  • Designate a household meeting spot and develop an emergency plan and kit with supplies for your home and car.
  • Seal cracks in your home’s foundation, exterior home walls, and small openings around pipes.
  • Prepare your home. Stop floodwater from entering your home with materials like plywood, plastic sheeting, and sandbags

  • Keep rain gutters and drainage channels free of debris. Tarp or seed unvegetated slopes on your property.
  • Do not pollute, dump, or drain anything in creeks. Know your neighborhood streams and drainage channel locations.

  • Check with your community’s floodplain manager before you build.
  • Learn how to turn off house utilities.

  • Keep your car’s gas tank full or fully charged.
  • Sign up for early flood warning text alerts at



  • Be aware that flash flooding can occur. If a flood is imminent, avoid low-lying areas and seek shelter in the highest spot possible.

  • If advised to evacuate, do so immediately.
  • Turn off utilities at the main switches or valves. Disconnect electrical appliances. Do not touch electrical equipment if you are wet or standing in water.
  • Evacuation is safer and easier before floodwaters become too deep. For more information, see
  • Moving water is dangerous. Six inches of moving water can cause a person to stumble or fall. If you have to walk in water, walk where it is not moving.

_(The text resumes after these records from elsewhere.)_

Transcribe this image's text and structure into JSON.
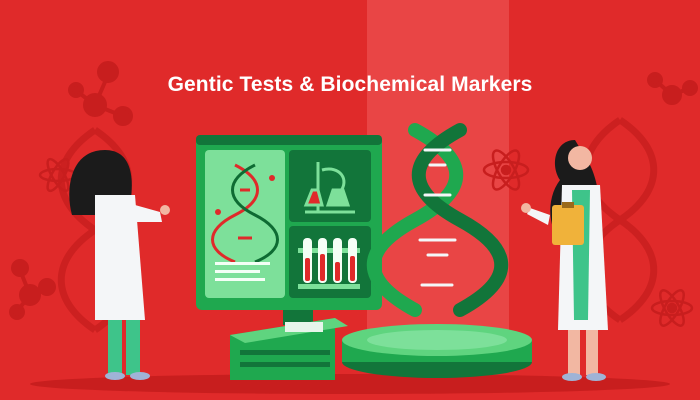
{
  "banner": {
    "title": "Gentic Tests & Biochemical Markers"
  },
  "palette": {
    "background": "#e02a2a",
    "background_shadow": "#c81e1e",
    "monitor_green": "#1fa84f",
    "screen_green": "#5fd47f",
    "dark_green": "#12753a",
    "coat_white": "#f4f6f8",
    "hair": "#1b1b1b",
    "skin": "#f2b7a2",
    "pants": "#3ec48a"
  },
  "icons": [
    "dna-helix-icon",
    "atom-icon",
    "molecule-icon",
    "test-tubes-icon",
    "flask-icon",
    "clipboard-icon"
  ]
}
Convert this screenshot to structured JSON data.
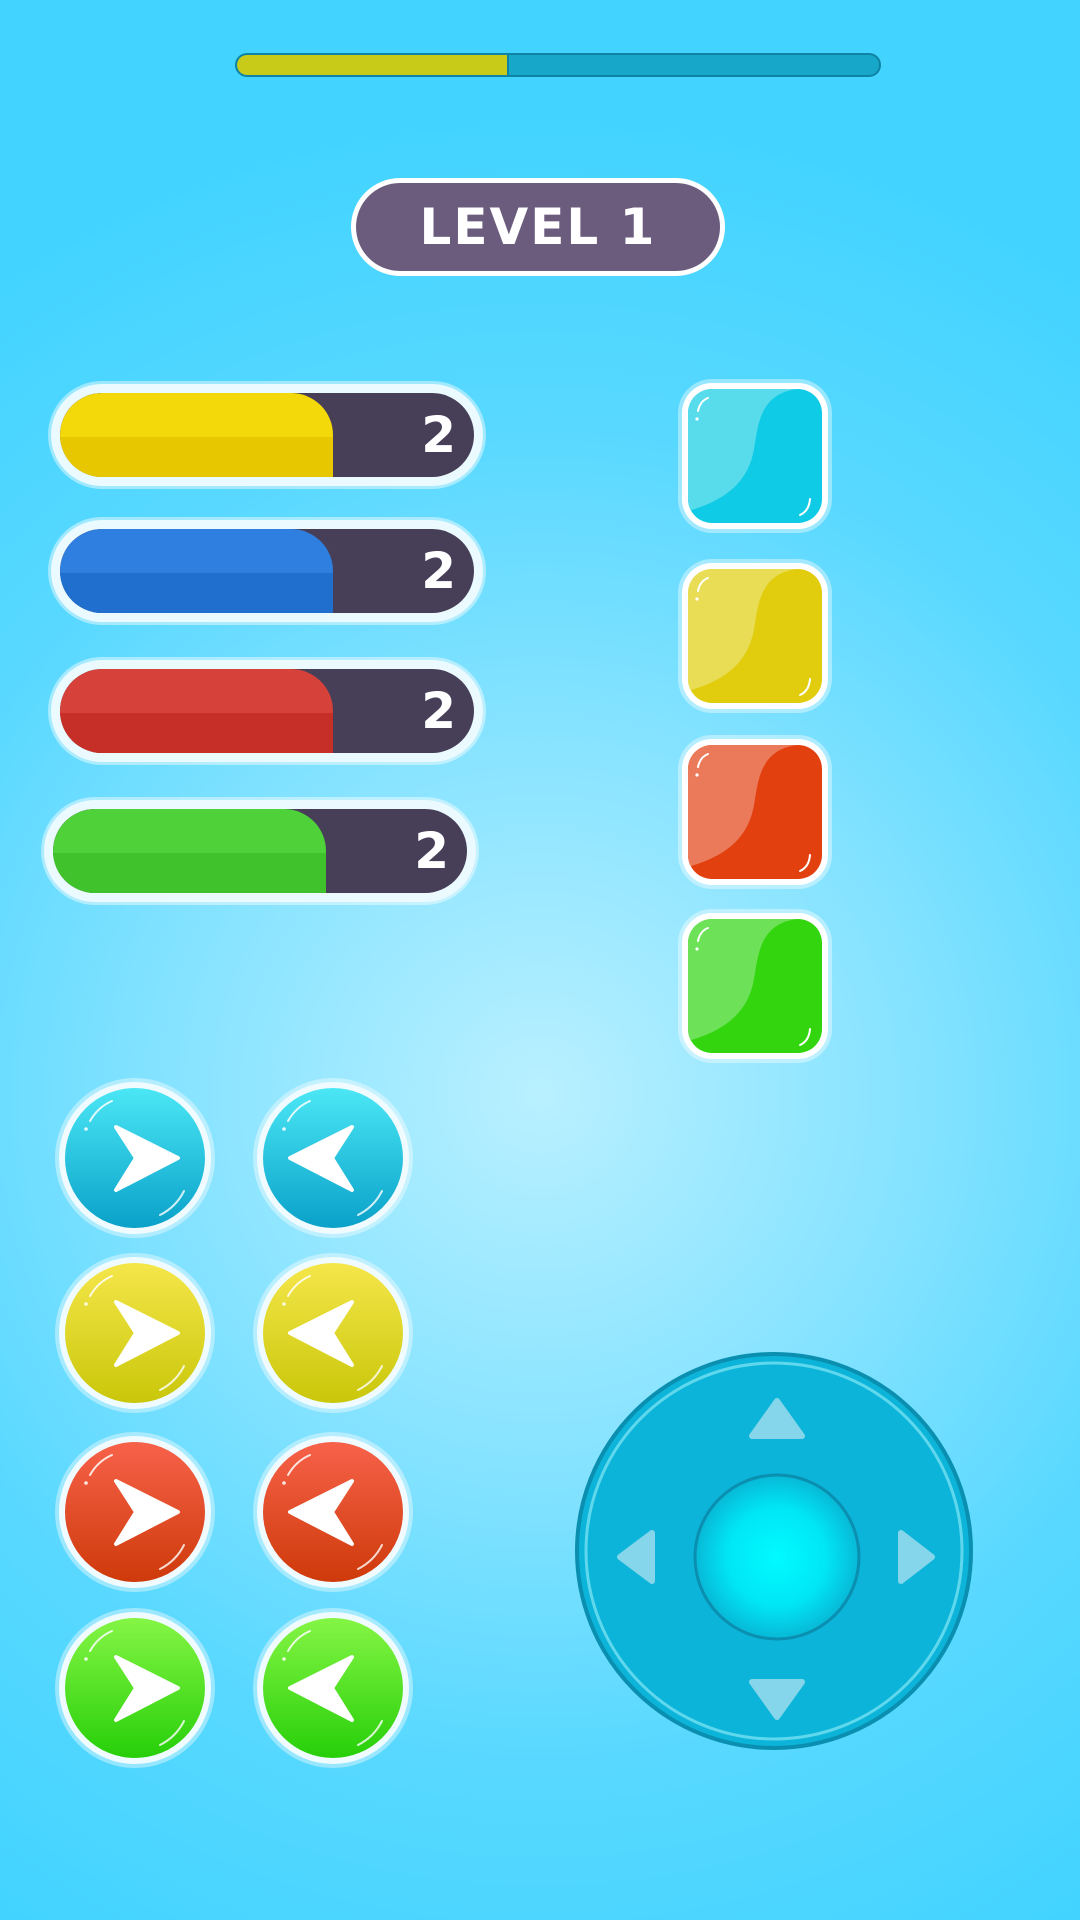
{
  "progress": {
    "value": 0.42,
    "fill_color": "#c8cc18",
    "track_color": "#17a7c8"
  },
  "level_label": "LEVEL 1",
  "color_bars": [
    {
      "name": "yellow",
      "count": "2",
      "fill": 0.66,
      "color": "#f3d90a",
      "shade": "#e7c800"
    },
    {
      "name": "blue",
      "count": "2",
      "fill": 0.66,
      "color": "#2f7fe0",
      "shade": "#206fcf"
    },
    {
      "name": "red",
      "count": "2",
      "fill": 0.66,
      "color": "#d6413a",
      "shade": "#c52f28"
    },
    {
      "name": "green",
      "count": "2",
      "fill": 0.66,
      "color": "#4fd13a",
      "shade": "#3fc22b"
    }
  ],
  "tiles": [
    {
      "name": "cyan",
      "light": "#58dcec",
      "dark": "#10cbe5"
    },
    {
      "name": "yellow",
      "light": "#e8dd55",
      "dark": "#e1cc0e"
    },
    {
      "name": "red",
      "light": "#eb7a5a",
      "dark": "#e2400f"
    },
    {
      "name": "green",
      "light": "#6de157",
      "dark": "#33d60e"
    }
  ],
  "arrow_buttons": [
    {
      "color": "cyan",
      "direction": "right",
      "top": "#4be7f5",
      "bottom": "#0aa1c9"
    },
    {
      "color": "cyan",
      "direction": "left",
      "top": "#4be7f5",
      "bottom": "#0aa1c9"
    },
    {
      "color": "yellow",
      "direction": "right",
      "top": "#f5e64a",
      "bottom": "#c9c70a"
    },
    {
      "color": "yellow",
      "direction": "left",
      "top": "#f5e64a",
      "bottom": "#c9c70a"
    },
    {
      "color": "red",
      "direction": "right",
      "top": "#f7624a",
      "bottom": "#ce3a0a"
    },
    {
      "color": "red",
      "direction": "left",
      "top": "#f7624a",
      "bottom": "#ce3a0a"
    },
    {
      "color": "green",
      "direction": "right",
      "top": "#85f545",
      "bottom": "#27cf09"
    },
    {
      "color": "green",
      "direction": "left",
      "top": "#85f545",
      "bottom": "#27cf09"
    }
  ],
  "joystick": {
    "base_color": "#0bb6da",
    "knob_color": "#00f0fa",
    "arrows": [
      "up",
      "down",
      "left",
      "right"
    ]
  }
}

Use a stick to check the firmness of the ground in front of you and aid in balance.
  • Understand shallow flooding risks – don’t drive through standing water. If floodwaters rise around your car, abandon the car and move to higher ground. A foot of water will cause many vehicles to float. Two feet of rushing water can carry away most vehicles, including SUVs and pick-ups.



  • Listen for news reports on whether the community's water supply is safe to drink.

  • Never walk, swim, drive, or play in floodwater. Oil, gasoline or raw sewage may have contaminated the water. Underground or downed power lines may also have electrically charged the water.
  • Please stay away from downed power lines and report them to your power company. Do not attempt to turn on a gas meter if the service is disconnected. Contact your utility and or your local police department.
  • Return home only when authorities indicate it is safe.

  • Service damaged septic tanks, cesspools, pits and leaching systems as soon as possible. Damaged sewage systems are serious health hazards.
  • Clean and disinfect everything wet. Mud left from floodwater can contain sewage and chemicals.
  • Any repairs or improvements greater than 50 percent of a structure’s value need to meet National Flood Insurance Program requirements.